I think this blog post https://www.thebalancecareers.com/how-to-succeed-at-asking-for-a-pay-raise-2071868 does a nice job walking through key considerations and things to do when generally asking for a raise, including specifically in the “Research” section highlighting some of the classic sources of data to use for salary comparisons and other elements of total compensation. The article does also give some tips around having the conversation and on those points, I just wanted to add that I definitely think the ask should happen in a meeting, not over email, and I don’t think it’s usually necessary to ask for a specific meeting to discuss a raise (which makes it seem very formal) when you could just add it as a topic in your next 1:1.For metrics specifically to justify your raise, I would say use anything that shows you’re outperforming targets or even your peers or other areas of the business (although you of course don’t want to be putting others down). This could be beating the goals set for a major launch, delivering well above metrics like pipeline and bookings for your areas, getting very high satisfaction scores on your presentations, etc.
Asking for a raise is tricky. Ultimately, you need to be driving value, right? That can be broken down quantitatively, but also qualitatively.
Quant: What impact are you having on funnels? Run A/B tests to prove that your strategies are driving impact. How have NPS and sentiment changed?
Qual: Do you have strong relationships with stakeholders? Are you driving value through strategy, creative, and channel partnerships?
I would also recommend using your companies job ladder as a tool, or if you don't have one, job descriptions for other similar roles. If you're a PMM and the expectations for a PMM are X. But you're operating at Y level, which are the epxectations for a Director of PMM, then you should surface that. If you're exceeding expectations for your role, make that known during your review.
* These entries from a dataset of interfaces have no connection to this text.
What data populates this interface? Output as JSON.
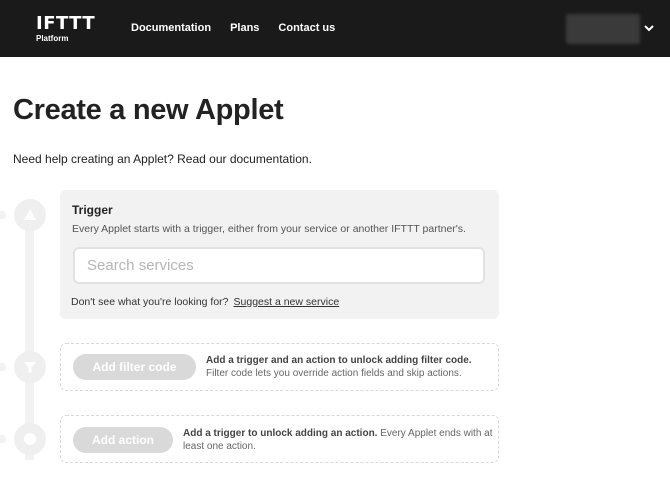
{
  "header": {
    "logo_main": "IFTTT",
    "logo_sub": "Platform",
    "nav": [
      "Documentation",
      "Plans",
      "Contact us"
    ]
  },
  "page": {
    "title": "Create a new Applet",
    "help_prefix": "Need help creating an Applet? Read ",
    "help_link": "our documentation",
    "help_suffix": "."
  },
  "trigger": {
    "title": "Trigger",
    "description": "Every Applet starts with a trigger, either from your service or another IFTTT partner's.",
    "search_placeholder": "Search services",
    "no_find_text": "Don't see what you're looking for?",
    "suggest_link": "Suggest a new service"
  },
  "filter": {
    "button": "Add filter code",
    "bold_text": "Add a trigger and an action to unlock adding filter code.",
    "text": "Filter code lets you override action fields and skip actions."
  },
  "action": {
    "button": "Add action",
    "bold_text": "Add a trigger to unlock adding an action.",
    "text": "Every Applet ends with at least one action."
  },
  "colors": {
    "header_bg": "#1a1a1a",
    "card_bg": "#f2f2f2",
    "disabled_button": "#d9d9d9"
  }
}
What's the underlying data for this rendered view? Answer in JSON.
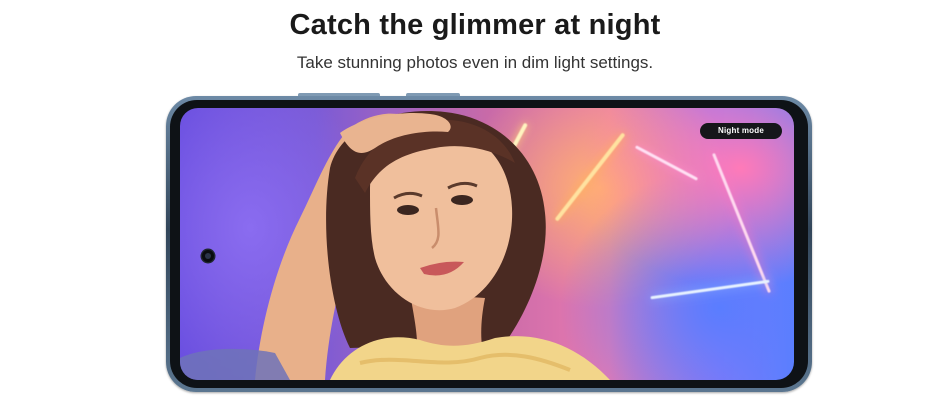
{
  "header": {
    "title": "Catch the glimmer at night",
    "subtitle": "Take stunning photos even in dim light settings."
  },
  "phone": {
    "badge_label": "Night mode",
    "frame_color": "#3a5068",
    "screen_colors": [
      "#6a4fe0",
      "#c86aa8",
      "#e97ab0",
      "#5a80ff"
    ]
  },
  "photo": {
    "subject": "portrait-photo"
  }
}
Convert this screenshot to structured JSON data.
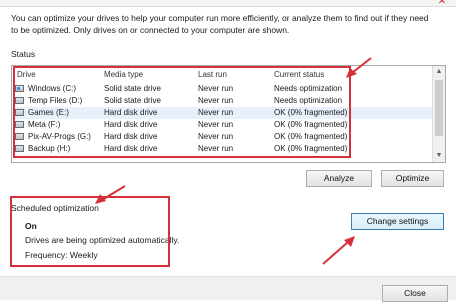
{
  "intro_text": "You can optimize your drives to help your computer run more efficiently, or analyze them to find out if they need to be optimized. Only drives on or connected to your computer are shown.",
  "status_label": "Status",
  "columns": [
    "Drive",
    "Media type",
    "Last run",
    "Current status"
  ],
  "drives": [
    {
      "drive": "Windows (C:)",
      "media": "Solid state drive",
      "last_run": "Never run",
      "status": "Needs optimization",
      "icon": "windows-drive-icon"
    },
    {
      "drive": "Temp Files (D:)",
      "media": "Solid state drive",
      "last_run": "Never run",
      "status": "Needs optimization",
      "icon": "drive-icon"
    },
    {
      "drive": "Games (E:)",
      "media": "Hard disk drive",
      "last_run": "Never run",
      "status": "OK (0% fragmented)",
      "icon": "drive-icon"
    },
    {
      "drive": "Meta (F:)",
      "media": "Hard disk drive",
      "last_run": "Never run",
      "status": "OK (0% fragmented)",
      "icon": "drive-icon"
    },
    {
      "drive": "Pix-AV-Progs (G:)",
      "media": "Hard disk drive",
      "last_run": "Never run",
      "status": "OK (0% fragmented)",
      "icon": "drive-icon"
    },
    {
      "drive": "Backup (H:)",
      "media": "Hard disk drive",
      "last_run": "Never run",
      "status": "OK (0% fragmented)",
      "icon": "drive-icon"
    }
  ],
  "buttons": {
    "analyze": "Analyze",
    "optimize": "Optimize",
    "change_settings": "Change settings",
    "close": "Close"
  },
  "scheduled": {
    "label": "Scheduled optimization",
    "state": "On",
    "description": "Drives are being optimized automatically.",
    "frequency": "Frequency: Weekly"
  },
  "annotation_color": "#d6303a"
}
Comps may be a useful tool as well. Look at what other companies are paying for your role if you think underpaid. You need to have some credible target to aim for.
The previous answers here are a bit too pessimistic, I think. First and foremost, benchmark your comp against peers at LinkedIn and Glassdoor (Follow-up question for the community: What other salary aggregators do you use?) This can prove your compensation is too low, if it is.
Beyond that, use objective and subjective proof of your value. Objective: Your impact on pipeline and aspects of sales funnel that you touch. This is expecially critical for B2B. Subjective: Strong reviews from your company's best sales people and commercial executives. Bring this proof to your boss and ask them to advocate for your raise.
Keep in mind that if you're not perceived as a strong performer, nothing you do or say is likely to get you a bump beyond COLA/corporate performance bonus.
Also be prepared to be patient. Find out in advance what the pay adjustment cycle is at your companies. Most will only consider raises once or twice a year. Be sure you are making your case well in advance of the cycle--60 days is good.
The brassiest option? Bring your boss a competing job offer from another company at a higher salary. And be prepared to take that offer if your company says no...
To be honest, I wouldn't waste my time asking for a raise. You generally only get incremental bumps while staying in the same position. You can sometimes expect a moderate raise when you get promoted, but generally speaking if you want a big raise you're going to have to go to another company. Do this while the job market is good - it's not always an option (see 2000-2003, 2008-2010).
In my opinion, this is the wrong question to be asking. A much better objective would be to aim for a promotion, not a pay raise. Of course, promotions carry pay raises, but the point is that a promotion is more easily understood and communicated. It's easier to ask your boss "what do you think I need to demonstrate to earn a promotion to [title]" than to ask your boss "what do I need to do to get a 15k raise".
The above answer assumes that you are being paid roughly market rates. If you are junior and inexperienced, don't expect to pull the median salary. By definition, half of people make less than that number, and you're rightly in that group. However, if you have some experience and can show a solid track record of delivering for the company, by all means have a conversation about salary adjustment to bring you to median or some amount over that seems right. That's a dispassionate conversation similar to readjusting a product's revenue forecast given the past 6 months of sales. Be direct and ask for what you want. Don't play games by going and getting a counter-offer.